- _Provided information_:
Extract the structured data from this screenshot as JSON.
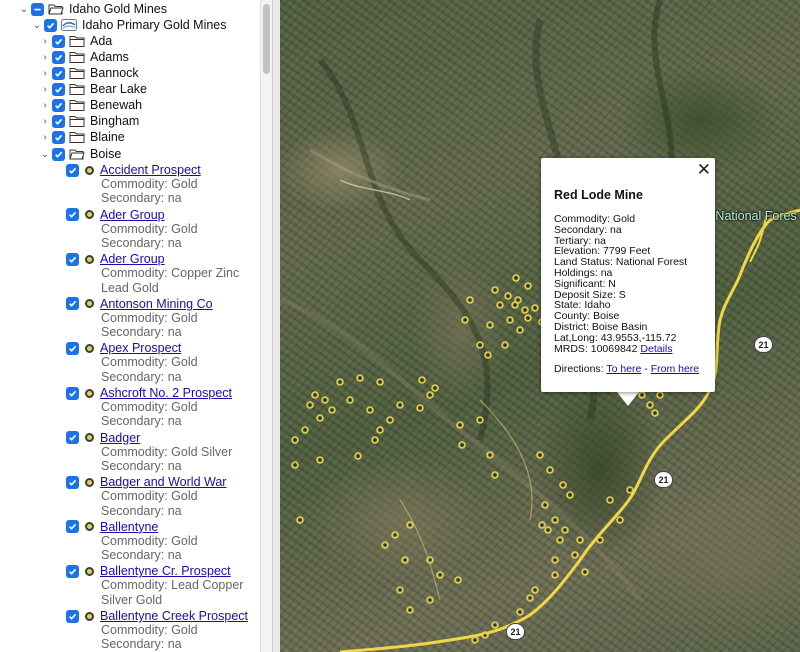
{
  "tree": {
    "root": {
      "label": "Idaho Gold Mines"
    },
    "layer": {
      "label": "Idaho Primary Gold Mines"
    },
    "counties": [
      "Ada",
      "Adams",
      "Bannock",
      "Bear Lake",
      "Benewah",
      "Bingham",
      "Blaine"
    ],
    "expanded_county": "Boise",
    "mines": [
      {
        "name": "Accident Prospect",
        "lines": [
          "Commodity: Gold",
          "Secondary: na"
        ]
      },
      {
        "name": "Ader Group",
        "lines": [
          "Commodity: Gold",
          "Secondary: na"
        ]
      },
      {
        "name": "Ader Group",
        "lines": [
          "Commodity: Copper Zinc",
          "Lead Gold"
        ]
      },
      {
        "name": "Antonson Mining Co",
        "lines": [
          "Commodity: Gold",
          "Secondary: na"
        ]
      },
      {
        "name": "Apex Prospect",
        "lines": [
          "Commodity: Gold",
          "Secondary: na"
        ]
      },
      {
        "name": "Ashcroft No. 2 Prospect",
        "lines": [
          "Commodity: Gold",
          "Secondary: na"
        ]
      },
      {
        "name": "Badger",
        "lines": [
          "Commodity: Gold Silver",
          "Secondary: na"
        ]
      },
      {
        "name": "Badger and World War",
        "lines": [
          "Commodity: Gold",
          "Secondary: na"
        ]
      },
      {
        "name": "Ballentyne",
        "lines": [
          "Commodity: Gold",
          "Secondary: na"
        ]
      },
      {
        "name": "Ballentyne Cr. Prospect",
        "lines": [
          "Commodity: Lead Copper",
          "Silver Gold"
        ]
      },
      {
        "name": "Ballentyne Creek Prospect",
        "lines": [
          "Commodity: Gold",
          "Secondary: na"
        ]
      }
    ]
  },
  "map": {
    "label": "e National Fores",
    "route_shields": [
      "21",
      "21",
      "21"
    ]
  },
  "popup": {
    "close": "✕",
    "title": "Red Lode Mine",
    "lines": [
      "Commodity: Gold",
      "Secondary: na",
      "Tertiary: na",
      "Elevation: 7799 Feet",
      "Land Status: National Forest",
      "Holdings: na",
      "Significant: N",
      "Deposit Size: S",
      "State: Idaho",
      "County: Boise",
      "District: Boise Basin",
      "Lat,Long: 43.9553,-115.72"
    ],
    "mrds_prefix": "MRDS: 10069842",
    "details_link": "Details",
    "directions_prefix": "Directions:",
    "to_here": "To here",
    "separator": "-",
    "from_here": "From here"
  },
  "colors": {
    "checkbox": "#1a73e8",
    "link": "#1a0dab",
    "road": "#f2d649",
    "mine_dot": "#e6d24a"
  }
}
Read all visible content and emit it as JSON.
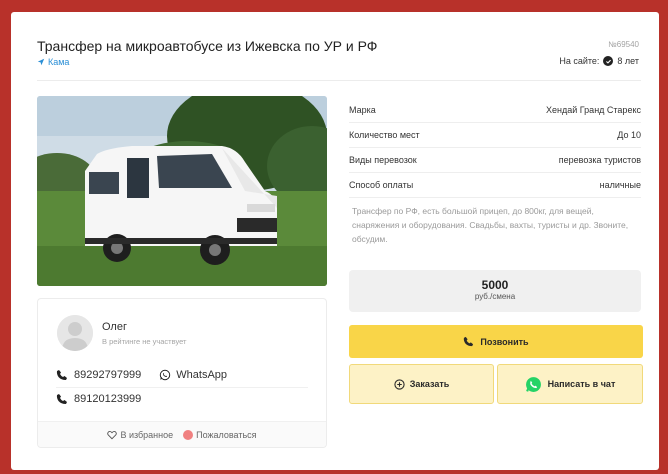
{
  "listing": {
    "title": "Трансфер на микроавтобусе из Ижевска по УР и РФ",
    "city": "Кама",
    "id": "№69540",
    "on_site_label": "На сайте:",
    "on_site_value": "8 лет"
  },
  "specs": [
    {
      "label": "Марка",
      "value": "Хендай Гранд Старекс"
    },
    {
      "label": "Количество мест",
      "value": "До 10"
    },
    {
      "label": "Виды перевозок",
      "value": "перевозка туристов"
    },
    {
      "label": "Способ оплаты",
      "value": "наличные"
    }
  ],
  "description": "Трансфер по РФ, есть большой прицеп, до 800кг, для вещей, снаряжения и оборудования. Свадьбы, вахты, туристы и др. Звоните, обсудим.",
  "price": {
    "value": "5000",
    "unit": "руб./смена"
  },
  "actions": {
    "call_label": "Позвонить",
    "order_label": "Заказать",
    "chat_label": "Написать в чат"
  },
  "contact": {
    "name": "Олег",
    "rating_note": "В рейтинге не участвует",
    "phone1": "89292797999",
    "whatsapp_label": "WhatsApp",
    "phone2": "89120123999",
    "favorite_label": "В избранное",
    "report_label": "Пожаловаться"
  },
  "colors": {
    "accent_yellow": "#f9d548",
    "link_blue": "#2b8fd6",
    "whatsapp_green": "#25d366",
    "frame_red": "#b8312a"
  },
  "icons": [
    "location-arrow-icon",
    "check-badge-icon",
    "phone-icon",
    "whatsapp-icon",
    "plus-circle-icon",
    "heart-icon",
    "report-icon"
  ]
}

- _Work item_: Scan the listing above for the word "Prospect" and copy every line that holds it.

- _Exercise output_:
        "name": "Accident Prospect",
        "name": "Apex Prospect",
        "name": "Ashcroft No. 2 Prospect",
        "name": "Ballentyne Cr. Prospect",
        "name": "Ballentyne Creek Prospect",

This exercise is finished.